Latest Foodborne Illnesses Show Links Between Farm Antibiotic Use and Resistant Bacteria in U.S. Poultry SupplyAn ongoing outbreak of Salmonella Heidelberg this year has already sickened nearly 300 people who consumed contaminated chicken, according to the Centers for Disease Control and Prevention. More info
This week, The Pew Charitable Trusts delivered a letter signed by 530 chefs to Sam Kass, executive director of Let’s Move! and senior policy advisor for nutrition at the White House, urging the Obama administration to finalize policies to preserve the effectiveness of antibiotics and to protect people from resistant superbugs.More info
Consumers across the United States are demanding meat and poultry raised without antibiotics—and large producers, restaurants, and other institutions are listening. Following is a list of some leading companies offering responsibly produced food.More info
Decades have passed since FDA first tried – and failed – to restrict antibiotic use on industrial farms, a practice that contributes to the development of drug resistant bacteria that can infect people. Ask President Obama to finish the jobMore info

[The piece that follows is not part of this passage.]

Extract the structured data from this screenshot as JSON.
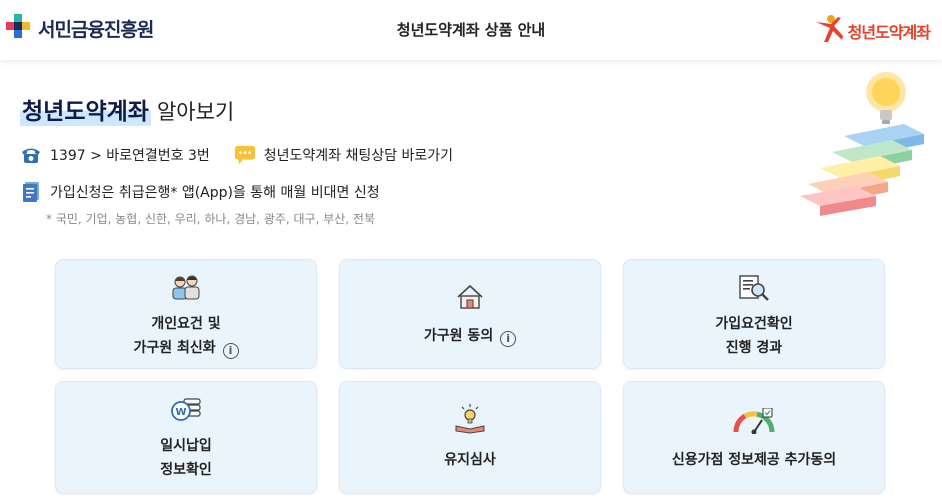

Jeffco Public Schools is the largest school district in Colorado with nearly 86,000 students and about 12,000 employees. On Sept. 18, 2013—Colorado Proud Day—the school system began serving chicken raised without antibiotics to its students, along with other fresh, locally produced food. Executive Director of Food and Nutrition Services Linda Stoll answered some questions about the importance of Jeffco’s new menu item.More info